• **What to produce**
Type the records that follow again exactly as written, but drop the pictures.

________________

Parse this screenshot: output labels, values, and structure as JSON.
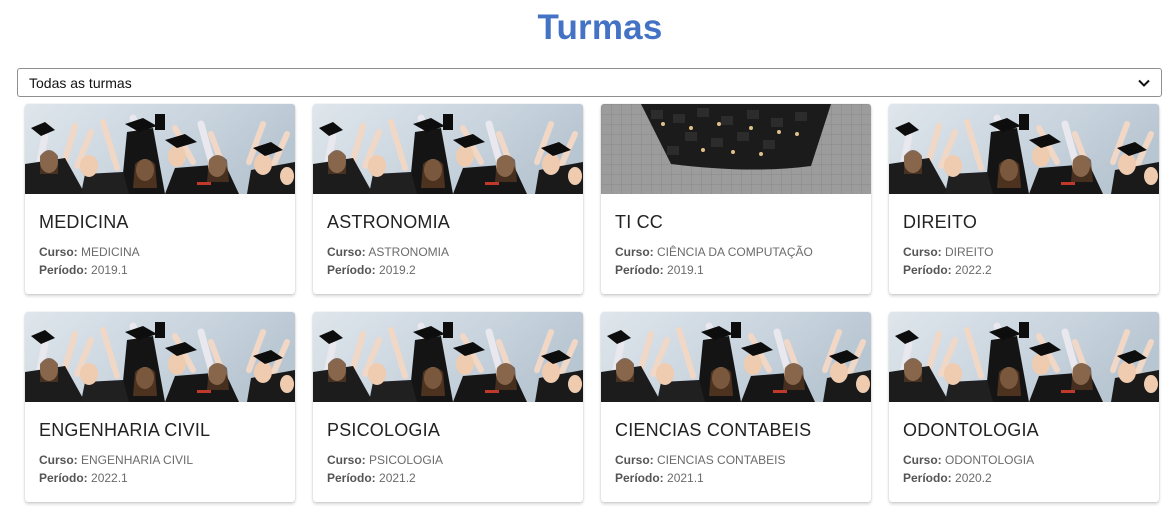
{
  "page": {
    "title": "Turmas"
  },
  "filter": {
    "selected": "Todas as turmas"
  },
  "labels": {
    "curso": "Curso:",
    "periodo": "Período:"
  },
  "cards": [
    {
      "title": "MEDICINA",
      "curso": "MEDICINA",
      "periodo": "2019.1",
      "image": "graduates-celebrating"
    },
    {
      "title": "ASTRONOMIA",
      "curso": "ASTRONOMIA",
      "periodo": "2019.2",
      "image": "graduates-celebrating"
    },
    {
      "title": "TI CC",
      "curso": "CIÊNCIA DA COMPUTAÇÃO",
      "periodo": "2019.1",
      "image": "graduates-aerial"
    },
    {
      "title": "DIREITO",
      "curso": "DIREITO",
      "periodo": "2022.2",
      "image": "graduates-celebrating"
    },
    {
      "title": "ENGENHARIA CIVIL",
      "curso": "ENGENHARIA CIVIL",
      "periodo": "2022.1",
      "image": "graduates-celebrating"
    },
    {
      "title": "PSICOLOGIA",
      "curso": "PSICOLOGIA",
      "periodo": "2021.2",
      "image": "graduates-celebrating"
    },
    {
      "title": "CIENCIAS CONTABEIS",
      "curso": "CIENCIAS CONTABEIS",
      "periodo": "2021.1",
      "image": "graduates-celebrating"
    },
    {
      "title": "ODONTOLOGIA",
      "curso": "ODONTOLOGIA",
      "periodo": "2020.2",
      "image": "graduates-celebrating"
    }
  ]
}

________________

• **Written response**
Parse this screenshot: output labels, values, and structure as JSON.
{
  "page": {
    "title": "Turmas"
  },
  "filter": {
    "selected": "Todas as turmas"
  },
  "labels": {
    "curso": "Curso:",
    "periodo": "Período:"
  },
  "cards": [
    {
      "title": "MEDICINA",
      "curso": "MEDICINA",
      "periodo": "2019.1",
      "image": "graduates-celebrating"
    },
    {
      "title": "ASTRONOMIA",
      "curso": "ASTRONOMIA",
      "periodo": "2019.2",
      "image": "graduates-celebrating"
    },
    {
      "title": "TI CC",
      "curso": "CIÊNCIA DA COMPUTAÇÃO",
      "periodo": "2019.1",
      "image": "graduates-aerial"
    },
    {
      "title": "DIREITO",
      "curso": "DIREITO",
      "periodo": "2022.2",
      "image": "graduates-celebrating"
    },
    {
      "title": "ENGENHARIA CIVIL",
      "curso": "ENGENHARIA CIVIL",
      "periodo": "2022.1",
      "image": "graduates-celebrating"
    },
    {
      "title": "PSICOLOGIA",
      "curso": "PSICOLOGIA",
      "periodo": "2021.2",
      "image": "graduates-celebrating"
    },
    {
      "title": "CIENCIAS CONTABEIS",
      "curso": "CIENCIAS CONTABEIS",
      "periodo": "2021.1",
      "image": "graduates-celebrating"
    },
    {
      "title": "ODONTOLOGIA",
      "curso": "ODONTOLOGIA",
      "periodo": "2020.2",
      "image": "graduates-celebrating"
    }
  ]
}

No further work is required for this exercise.